Viewpoint with Phil Morgan
Housing Regulation: Dead and Loving it?
The resident involvement specialist and industry commentator on the future of housing regulation
I remember those classic Hammer Dracula movies: Christopher Lee showing his fangs, Peter Cushing eventually tracking him down and ensuring the climax would be a stake through the heart, making sure that Dracula was no more with his ashes blown to the four corners of the globe. Until the next movie, when some witless sap would find themselves upside down dripping fresh blood onto those same ashes whence Dracula would, yet again, rise from the grave.
Over the past few months Grant Shapps has enjoyed playing the role of Van Helsing, hammering in that stake into the Tenant Services Authority. With each blow he mutters “the TSA is toast”, “pink camper van” and finally “one less quango”. He leans back replete in the knowledge that his mission has been successful. Or has it? Is housing regulation rising from the grave – and if so who’s providing the fresh blood for its reincarnation?
In my travels round to different housing organisations, tenants all express some concern about the demise of the TSA . There’s broad agreement that the regulatory framework was positive and that the TSA hadn’t really been given a chance to implement it successfully. Most prevalent is the view that the TSA is being taken over by the HCA, who in turn appear on conference agendas as authoritative speakers on housing regulation.
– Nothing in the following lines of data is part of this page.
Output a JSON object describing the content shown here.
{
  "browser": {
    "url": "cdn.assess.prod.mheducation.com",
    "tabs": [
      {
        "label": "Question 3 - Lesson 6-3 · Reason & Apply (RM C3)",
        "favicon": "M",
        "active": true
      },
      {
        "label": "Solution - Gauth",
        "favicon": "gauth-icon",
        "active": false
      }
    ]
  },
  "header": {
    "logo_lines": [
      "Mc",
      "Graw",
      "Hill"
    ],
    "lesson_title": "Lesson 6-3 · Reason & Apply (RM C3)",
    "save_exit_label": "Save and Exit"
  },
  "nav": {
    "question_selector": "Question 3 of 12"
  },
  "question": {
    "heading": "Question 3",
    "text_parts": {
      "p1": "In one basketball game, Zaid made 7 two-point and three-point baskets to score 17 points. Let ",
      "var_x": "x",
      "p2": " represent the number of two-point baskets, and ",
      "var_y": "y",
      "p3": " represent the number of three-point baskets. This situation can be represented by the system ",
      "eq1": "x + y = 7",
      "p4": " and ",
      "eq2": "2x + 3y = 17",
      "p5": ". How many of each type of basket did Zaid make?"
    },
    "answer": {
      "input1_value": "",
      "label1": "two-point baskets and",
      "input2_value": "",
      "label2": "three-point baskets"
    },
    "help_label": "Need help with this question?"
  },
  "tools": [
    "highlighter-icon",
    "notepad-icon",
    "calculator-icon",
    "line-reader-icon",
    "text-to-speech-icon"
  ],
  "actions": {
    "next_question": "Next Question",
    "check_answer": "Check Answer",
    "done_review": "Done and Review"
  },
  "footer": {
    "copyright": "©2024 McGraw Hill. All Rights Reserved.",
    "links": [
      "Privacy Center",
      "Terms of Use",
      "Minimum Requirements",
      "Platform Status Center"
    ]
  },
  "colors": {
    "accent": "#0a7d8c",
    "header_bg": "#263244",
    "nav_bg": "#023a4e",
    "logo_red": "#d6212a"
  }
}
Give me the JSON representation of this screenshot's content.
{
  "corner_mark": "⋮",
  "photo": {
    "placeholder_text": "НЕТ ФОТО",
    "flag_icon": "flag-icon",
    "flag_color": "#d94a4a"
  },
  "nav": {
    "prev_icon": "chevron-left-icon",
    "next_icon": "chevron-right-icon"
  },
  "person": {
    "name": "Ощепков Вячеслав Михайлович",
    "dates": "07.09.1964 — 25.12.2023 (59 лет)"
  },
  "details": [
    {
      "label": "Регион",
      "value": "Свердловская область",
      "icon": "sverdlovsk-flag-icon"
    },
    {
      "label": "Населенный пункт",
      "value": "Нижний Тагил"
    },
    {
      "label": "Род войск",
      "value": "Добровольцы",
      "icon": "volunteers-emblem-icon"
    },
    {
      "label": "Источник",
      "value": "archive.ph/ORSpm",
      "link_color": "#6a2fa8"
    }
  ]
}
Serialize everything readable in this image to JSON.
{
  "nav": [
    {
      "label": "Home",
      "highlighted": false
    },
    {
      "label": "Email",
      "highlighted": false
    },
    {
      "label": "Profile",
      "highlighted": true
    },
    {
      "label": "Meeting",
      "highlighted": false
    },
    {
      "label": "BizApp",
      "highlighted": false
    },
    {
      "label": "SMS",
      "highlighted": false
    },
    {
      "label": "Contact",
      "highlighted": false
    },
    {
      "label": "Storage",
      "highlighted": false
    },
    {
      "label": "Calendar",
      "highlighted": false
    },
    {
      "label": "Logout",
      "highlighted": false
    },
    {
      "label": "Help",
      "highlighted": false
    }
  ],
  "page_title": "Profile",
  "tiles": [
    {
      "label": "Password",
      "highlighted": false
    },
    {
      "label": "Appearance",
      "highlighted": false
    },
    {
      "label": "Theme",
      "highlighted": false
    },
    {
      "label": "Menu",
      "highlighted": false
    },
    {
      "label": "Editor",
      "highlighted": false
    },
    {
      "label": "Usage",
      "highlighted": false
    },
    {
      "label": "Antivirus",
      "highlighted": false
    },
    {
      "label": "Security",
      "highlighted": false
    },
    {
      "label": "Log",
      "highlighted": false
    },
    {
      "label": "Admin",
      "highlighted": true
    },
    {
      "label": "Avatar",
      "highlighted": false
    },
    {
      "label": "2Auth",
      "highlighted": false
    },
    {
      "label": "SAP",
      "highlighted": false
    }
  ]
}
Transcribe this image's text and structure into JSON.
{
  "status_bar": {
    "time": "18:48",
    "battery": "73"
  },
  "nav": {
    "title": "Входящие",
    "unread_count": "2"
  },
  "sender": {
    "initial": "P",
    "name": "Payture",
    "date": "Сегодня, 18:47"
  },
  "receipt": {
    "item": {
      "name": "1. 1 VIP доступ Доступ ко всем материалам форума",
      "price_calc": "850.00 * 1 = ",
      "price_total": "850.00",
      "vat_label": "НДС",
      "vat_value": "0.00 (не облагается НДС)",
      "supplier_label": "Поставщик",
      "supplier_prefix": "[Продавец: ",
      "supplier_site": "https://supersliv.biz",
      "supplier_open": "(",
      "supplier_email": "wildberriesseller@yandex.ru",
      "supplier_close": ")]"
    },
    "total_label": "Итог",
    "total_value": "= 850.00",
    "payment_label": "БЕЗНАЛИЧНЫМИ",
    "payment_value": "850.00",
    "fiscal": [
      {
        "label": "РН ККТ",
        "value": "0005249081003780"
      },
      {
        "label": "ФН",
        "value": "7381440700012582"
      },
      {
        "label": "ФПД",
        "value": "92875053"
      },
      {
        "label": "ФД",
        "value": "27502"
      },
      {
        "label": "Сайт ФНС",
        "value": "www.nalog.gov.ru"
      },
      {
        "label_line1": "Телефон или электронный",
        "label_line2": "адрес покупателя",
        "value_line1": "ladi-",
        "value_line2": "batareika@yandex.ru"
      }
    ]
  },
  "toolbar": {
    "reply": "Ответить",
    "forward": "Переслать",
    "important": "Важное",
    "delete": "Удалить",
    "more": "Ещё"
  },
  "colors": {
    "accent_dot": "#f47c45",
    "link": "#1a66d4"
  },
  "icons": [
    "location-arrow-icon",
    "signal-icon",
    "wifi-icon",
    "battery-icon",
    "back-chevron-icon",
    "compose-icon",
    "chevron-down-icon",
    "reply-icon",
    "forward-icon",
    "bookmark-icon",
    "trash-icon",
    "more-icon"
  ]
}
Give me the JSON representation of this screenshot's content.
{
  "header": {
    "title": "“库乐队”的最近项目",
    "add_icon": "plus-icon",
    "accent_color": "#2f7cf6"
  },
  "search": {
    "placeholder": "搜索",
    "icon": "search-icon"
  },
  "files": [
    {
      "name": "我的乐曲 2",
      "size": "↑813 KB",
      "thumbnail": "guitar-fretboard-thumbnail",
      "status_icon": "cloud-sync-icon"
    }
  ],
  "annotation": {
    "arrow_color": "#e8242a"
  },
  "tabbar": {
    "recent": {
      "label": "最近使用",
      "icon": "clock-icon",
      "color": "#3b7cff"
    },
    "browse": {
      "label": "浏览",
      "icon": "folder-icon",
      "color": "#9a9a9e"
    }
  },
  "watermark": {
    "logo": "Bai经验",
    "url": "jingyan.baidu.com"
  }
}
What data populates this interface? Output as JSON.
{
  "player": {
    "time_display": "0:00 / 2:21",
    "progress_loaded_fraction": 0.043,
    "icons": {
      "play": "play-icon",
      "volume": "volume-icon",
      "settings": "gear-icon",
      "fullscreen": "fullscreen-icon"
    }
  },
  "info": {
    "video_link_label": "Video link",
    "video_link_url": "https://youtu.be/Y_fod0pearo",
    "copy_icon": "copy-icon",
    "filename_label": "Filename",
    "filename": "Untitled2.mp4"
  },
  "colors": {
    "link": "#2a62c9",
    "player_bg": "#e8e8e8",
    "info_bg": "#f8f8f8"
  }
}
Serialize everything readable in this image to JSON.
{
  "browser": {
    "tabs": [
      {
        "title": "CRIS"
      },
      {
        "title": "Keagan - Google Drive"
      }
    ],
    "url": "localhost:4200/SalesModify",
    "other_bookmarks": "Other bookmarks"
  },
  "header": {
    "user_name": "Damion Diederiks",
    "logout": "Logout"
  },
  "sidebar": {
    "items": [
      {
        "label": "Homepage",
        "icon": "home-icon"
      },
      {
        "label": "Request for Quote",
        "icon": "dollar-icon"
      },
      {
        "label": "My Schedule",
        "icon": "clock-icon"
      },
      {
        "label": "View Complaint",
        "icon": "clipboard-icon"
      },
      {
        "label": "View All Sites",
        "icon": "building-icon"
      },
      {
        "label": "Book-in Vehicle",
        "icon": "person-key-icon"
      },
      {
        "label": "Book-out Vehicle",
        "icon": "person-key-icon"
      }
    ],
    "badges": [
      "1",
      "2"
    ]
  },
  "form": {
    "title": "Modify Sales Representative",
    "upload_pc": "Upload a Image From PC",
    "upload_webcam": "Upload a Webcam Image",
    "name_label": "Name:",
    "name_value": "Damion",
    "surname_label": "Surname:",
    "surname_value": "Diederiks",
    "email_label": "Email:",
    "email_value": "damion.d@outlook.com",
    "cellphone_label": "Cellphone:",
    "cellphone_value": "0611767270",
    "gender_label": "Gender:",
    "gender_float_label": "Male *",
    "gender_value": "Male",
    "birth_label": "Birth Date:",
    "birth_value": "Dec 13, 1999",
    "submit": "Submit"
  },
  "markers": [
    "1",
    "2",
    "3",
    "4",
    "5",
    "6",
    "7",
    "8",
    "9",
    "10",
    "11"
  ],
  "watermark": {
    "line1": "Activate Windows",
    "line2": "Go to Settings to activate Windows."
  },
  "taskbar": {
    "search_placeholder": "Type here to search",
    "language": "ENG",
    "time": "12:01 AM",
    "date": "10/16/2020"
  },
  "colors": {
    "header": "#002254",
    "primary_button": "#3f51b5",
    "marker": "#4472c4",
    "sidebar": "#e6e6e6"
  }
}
Yet the facts tell a somewhat different story. Firstly the TSA remains as now until 2012. It continues to regulate under the current regulatory framework. Although the constant hammering has left staff demoralised and unsure, they continue to carry out their roles diligently. In 2012 the TSA does indeed go into the body of the HCA and there will indeed be one less quango. Yet it does so as a totally independent statutory committee within the HCA, not answering for that role to any other part of the HCA. It continues its accountability to Parliament for its statutory duties. As now.
Likewise the basis on which it regulates remains the same. The rebadged housing regulator will regulate through a series of standards. For now this will remain the same standards as in the Regulatory Framework. Co-regulation, including the role of tenant scrutiny and local offers/standards, will continue and if anything will be deepened through changes to the Tenant Empowerment
Standard. A new, if incoherent, democratic filter will be introduced through further changes to that Standard. Likewise landlords will be compelled to sign up to a national mobility scheme.
Even now the TSA is consulting, somewhat bizarrely, on the announcements by Shapps and the HCA about affordable rents and flexible tenancies. Affordable rents will “only be allowed to landlords in HCA delivery schemes” and the housing regulator will need to sign these off to ensure financial viability. So whilst the TSA may eventually be dead, with a stake through its heart, housing regulation will indeed rise from its grave – regulating cross domain, through standards and implementing new Government policies. And its saviour – Grant Shapps!